SOURCE MATERIAL below:

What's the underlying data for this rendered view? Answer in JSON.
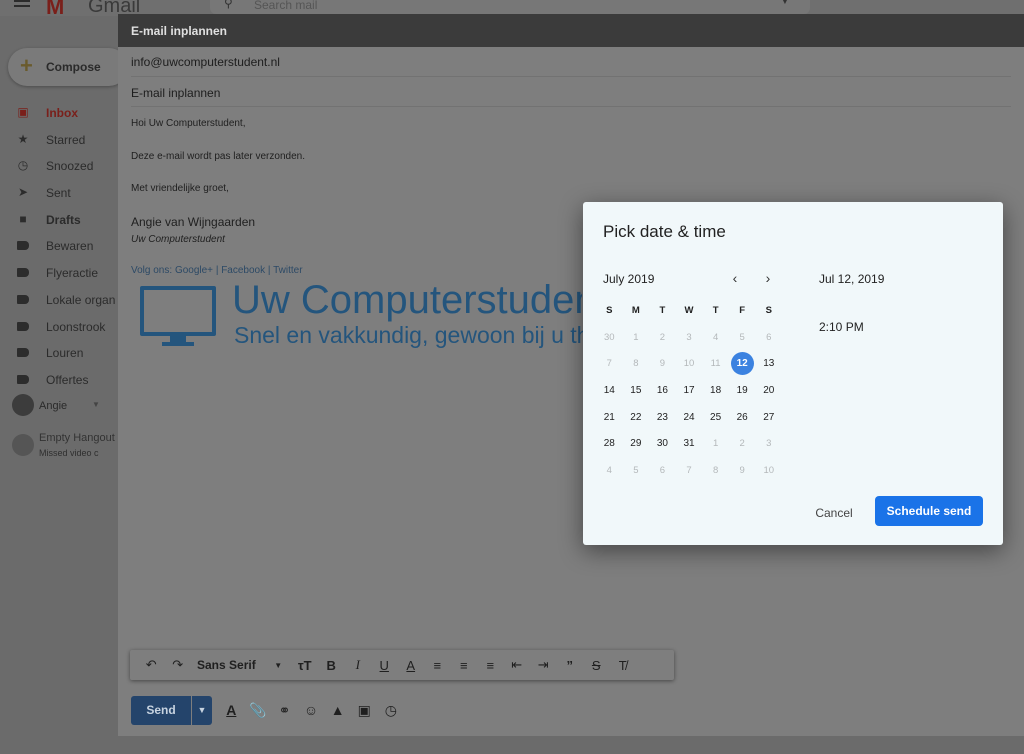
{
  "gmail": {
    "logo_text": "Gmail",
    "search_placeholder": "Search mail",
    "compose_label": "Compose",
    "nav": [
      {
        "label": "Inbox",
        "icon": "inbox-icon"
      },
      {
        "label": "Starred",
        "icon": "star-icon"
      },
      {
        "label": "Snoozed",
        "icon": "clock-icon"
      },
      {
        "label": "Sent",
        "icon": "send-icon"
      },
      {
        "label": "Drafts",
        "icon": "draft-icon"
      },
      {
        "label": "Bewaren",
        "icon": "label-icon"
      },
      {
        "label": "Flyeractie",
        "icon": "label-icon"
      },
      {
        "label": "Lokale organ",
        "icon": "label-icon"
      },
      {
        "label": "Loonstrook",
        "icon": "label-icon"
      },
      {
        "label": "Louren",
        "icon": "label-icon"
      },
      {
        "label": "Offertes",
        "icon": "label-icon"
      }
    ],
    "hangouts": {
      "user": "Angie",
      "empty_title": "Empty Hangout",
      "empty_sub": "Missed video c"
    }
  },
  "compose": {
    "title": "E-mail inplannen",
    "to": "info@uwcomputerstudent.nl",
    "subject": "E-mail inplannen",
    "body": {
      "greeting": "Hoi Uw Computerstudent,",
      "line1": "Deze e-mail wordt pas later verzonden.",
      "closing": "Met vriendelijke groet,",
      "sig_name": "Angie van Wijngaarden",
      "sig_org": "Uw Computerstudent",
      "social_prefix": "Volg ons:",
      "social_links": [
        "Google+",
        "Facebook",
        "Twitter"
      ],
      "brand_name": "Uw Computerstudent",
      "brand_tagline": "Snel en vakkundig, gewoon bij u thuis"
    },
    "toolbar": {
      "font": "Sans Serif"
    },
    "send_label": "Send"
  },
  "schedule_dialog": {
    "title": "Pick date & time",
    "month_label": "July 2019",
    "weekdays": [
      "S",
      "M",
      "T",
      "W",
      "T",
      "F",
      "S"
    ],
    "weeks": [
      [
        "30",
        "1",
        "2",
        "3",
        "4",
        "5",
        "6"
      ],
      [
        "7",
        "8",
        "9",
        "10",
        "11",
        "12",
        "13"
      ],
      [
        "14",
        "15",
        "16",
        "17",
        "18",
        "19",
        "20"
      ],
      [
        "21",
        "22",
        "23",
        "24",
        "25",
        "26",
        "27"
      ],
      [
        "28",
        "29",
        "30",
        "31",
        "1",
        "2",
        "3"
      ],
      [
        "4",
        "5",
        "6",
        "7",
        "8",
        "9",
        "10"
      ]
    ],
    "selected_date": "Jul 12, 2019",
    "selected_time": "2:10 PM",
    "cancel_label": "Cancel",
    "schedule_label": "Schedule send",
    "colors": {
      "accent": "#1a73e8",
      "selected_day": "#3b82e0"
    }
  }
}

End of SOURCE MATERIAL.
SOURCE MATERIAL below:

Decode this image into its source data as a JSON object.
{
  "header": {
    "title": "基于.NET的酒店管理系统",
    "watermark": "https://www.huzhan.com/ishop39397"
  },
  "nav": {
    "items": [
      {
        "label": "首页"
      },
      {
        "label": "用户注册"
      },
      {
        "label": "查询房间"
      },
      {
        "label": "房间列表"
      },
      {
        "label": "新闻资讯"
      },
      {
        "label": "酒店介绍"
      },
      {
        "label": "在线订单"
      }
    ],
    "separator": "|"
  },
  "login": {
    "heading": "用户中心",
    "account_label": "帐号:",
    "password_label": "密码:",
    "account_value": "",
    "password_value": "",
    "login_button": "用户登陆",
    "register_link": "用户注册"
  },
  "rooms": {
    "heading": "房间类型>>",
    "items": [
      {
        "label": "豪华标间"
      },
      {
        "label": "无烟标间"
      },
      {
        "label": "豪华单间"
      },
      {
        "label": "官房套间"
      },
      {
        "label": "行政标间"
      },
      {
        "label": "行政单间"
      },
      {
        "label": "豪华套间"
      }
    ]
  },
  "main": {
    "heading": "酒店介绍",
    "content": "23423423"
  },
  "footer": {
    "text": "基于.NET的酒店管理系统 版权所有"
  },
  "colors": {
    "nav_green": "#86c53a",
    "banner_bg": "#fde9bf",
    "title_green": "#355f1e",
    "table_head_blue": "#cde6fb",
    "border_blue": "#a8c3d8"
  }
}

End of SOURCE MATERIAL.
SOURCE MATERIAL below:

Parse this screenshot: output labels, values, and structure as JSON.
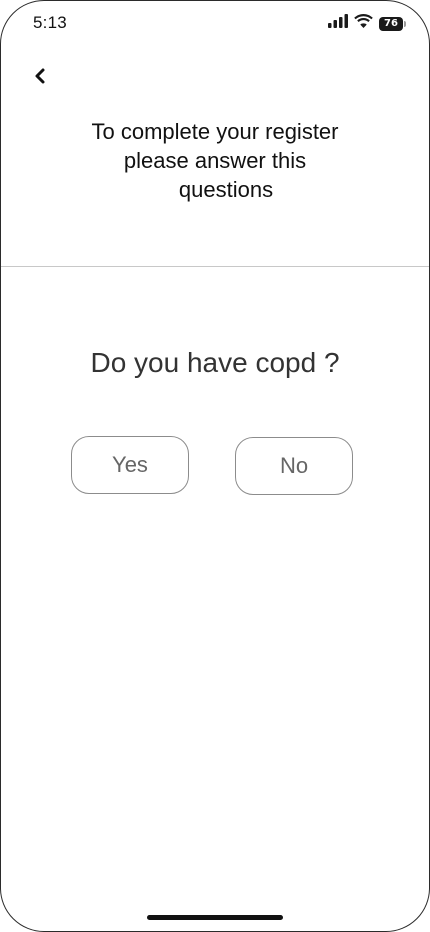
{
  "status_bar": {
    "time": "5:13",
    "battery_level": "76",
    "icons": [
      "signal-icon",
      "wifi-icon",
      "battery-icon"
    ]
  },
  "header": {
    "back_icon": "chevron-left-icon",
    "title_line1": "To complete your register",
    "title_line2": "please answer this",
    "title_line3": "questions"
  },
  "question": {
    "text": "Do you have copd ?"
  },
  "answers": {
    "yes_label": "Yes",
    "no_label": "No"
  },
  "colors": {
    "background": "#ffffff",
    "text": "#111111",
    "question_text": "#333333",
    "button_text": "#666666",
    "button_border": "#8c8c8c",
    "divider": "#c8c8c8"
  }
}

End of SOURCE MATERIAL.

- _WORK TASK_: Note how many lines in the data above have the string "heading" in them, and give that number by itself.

- _EXERCISE OUTPUT_: 3